(Information)

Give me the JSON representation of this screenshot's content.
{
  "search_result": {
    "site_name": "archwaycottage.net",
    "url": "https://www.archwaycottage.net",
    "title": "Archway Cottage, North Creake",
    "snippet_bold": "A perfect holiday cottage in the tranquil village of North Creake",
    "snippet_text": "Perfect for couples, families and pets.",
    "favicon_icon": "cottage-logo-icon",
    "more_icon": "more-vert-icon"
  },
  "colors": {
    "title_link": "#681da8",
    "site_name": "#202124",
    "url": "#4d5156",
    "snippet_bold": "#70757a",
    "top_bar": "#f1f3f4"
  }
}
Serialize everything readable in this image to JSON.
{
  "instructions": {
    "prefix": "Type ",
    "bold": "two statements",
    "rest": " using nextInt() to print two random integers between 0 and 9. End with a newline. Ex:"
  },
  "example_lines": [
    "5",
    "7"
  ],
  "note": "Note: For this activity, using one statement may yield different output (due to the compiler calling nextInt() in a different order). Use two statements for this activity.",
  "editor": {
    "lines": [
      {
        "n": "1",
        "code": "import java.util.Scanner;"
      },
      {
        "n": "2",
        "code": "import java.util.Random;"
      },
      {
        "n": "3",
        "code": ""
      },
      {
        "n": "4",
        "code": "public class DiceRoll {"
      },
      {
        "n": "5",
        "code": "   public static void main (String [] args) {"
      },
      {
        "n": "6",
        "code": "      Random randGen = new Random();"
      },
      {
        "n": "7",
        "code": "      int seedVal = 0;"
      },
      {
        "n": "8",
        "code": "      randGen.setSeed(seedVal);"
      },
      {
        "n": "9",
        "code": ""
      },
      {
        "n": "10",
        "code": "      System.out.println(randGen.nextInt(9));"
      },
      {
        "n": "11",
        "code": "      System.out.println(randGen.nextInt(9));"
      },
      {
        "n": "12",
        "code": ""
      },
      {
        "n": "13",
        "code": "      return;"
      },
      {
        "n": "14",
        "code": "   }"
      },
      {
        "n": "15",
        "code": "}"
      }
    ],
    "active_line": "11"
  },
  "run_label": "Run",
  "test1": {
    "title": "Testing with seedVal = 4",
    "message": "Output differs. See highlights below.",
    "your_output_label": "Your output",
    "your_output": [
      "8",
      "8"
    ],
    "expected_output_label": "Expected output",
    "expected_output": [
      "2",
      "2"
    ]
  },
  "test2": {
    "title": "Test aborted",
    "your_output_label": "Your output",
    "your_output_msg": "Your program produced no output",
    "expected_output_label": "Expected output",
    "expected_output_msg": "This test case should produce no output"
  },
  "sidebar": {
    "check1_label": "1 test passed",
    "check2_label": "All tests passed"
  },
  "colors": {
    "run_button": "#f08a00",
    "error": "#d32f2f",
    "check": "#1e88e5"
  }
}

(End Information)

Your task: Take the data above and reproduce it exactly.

Answer below:
Give me the JSON representation of this screenshot's content.
{
  "search_result": {
    "site_name": "archwaycottage.net",
    "url": "https://www.archwaycottage.net",
    "title": "Archway Cottage, North Creake",
    "snippet_bold": "A perfect holiday cottage in the tranquil village of North Creake",
    "snippet_text": "Perfect for couples, families and pets.",
    "favicon_icon": "cottage-logo-icon",
    "more_icon": "more-vert-icon"
  },
  "colors": {
    "title_link": "#681da8",
    "site_name": "#202124",
    "url": "#4d5156",
    "snippet_bold": "#70757a",
    "top_bar": "#f1f3f4"
  }
}
Serialize everything readable in this image to JSON.
{
  "instructions": {
    "prefix": "Type ",
    "bold": "two statements",
    "rest": " using nextInt() to print two random integers between 0 and 9. End with a newline. Ex:"
  },
  "example_lines": [
    "5",
    "7"
  ],
  "note": "Note: For this activity, using one statement may yield different output (due to the compiler calling nextInt() in a different order). Use two statements for this activity.",
  "editor": {
    "lines": [
      {
        "n": "1",
        "code": "import java.util.Scanner;"
      },
      {
        "n": "2",
        "code": "import java.util.Random;"
      },
      {
        "n": "3",
        "code": ""
      },
      {
        "n": "4",
        "code": "public class DiceRoll {"
      },
      {
        "n": "5",
        "code": "   public static void main (String [] args) {"
      },
      {
        "n": "6",
        "code": "      Random randGen = new Random();"
      },
      {
        "n": "7",
        "code": "      int seedVal = 0;"
      },
      {
        "n": "8",
        "code": "      randGen.setSeed(seedVal);"
      },
      {
        "n": "9",
        "code": ""
      },
      {
        "n": "10",
        "code": "      System.out.println(randGen.nextInt(9));"
      },
      {
        "n": "11",
        "code": "      System.out.println(randGen.nextInt(9));"
      },
      {
        "n": "12",
        "code": ""
      },
      {
        "n": "13",
        "code": "      return;"
      },
      {
        "n": "14",
        "code": "   }"
      },
      {
        "n": "15",
        "code": "}"
      }
    ],
    "active_line": "11"
  },
  "run_label": "Run",
  "test1": {
    "title": "Testing with seedVal = 4",
    "message": "Output differs. See highlights below.",
    "your_output_label": "Your output",
    "your_output": [
      "8",
      "8"
    ],
    "expected_output_label": "Expected output",
    "expected_output": [
      "2",
      "2"
    ]
  },
  "test2": {
    "title": "Test aborted",
    "your_output_label": "Your output",
    "your_output_msg": "Your program produced no output",
    "expected_output_label": "Expected output",
    "expected_output_msg": "This test case should produce no output"
  },
  "sidebar": {
    "check1_label": "1 test passed",
    "check2_label": "All tests passed"
  },
  "colors": {
    "run_button": "#f08a00",
    "error": "#d32f2f",
    "check": "#1e88e5"
  }
}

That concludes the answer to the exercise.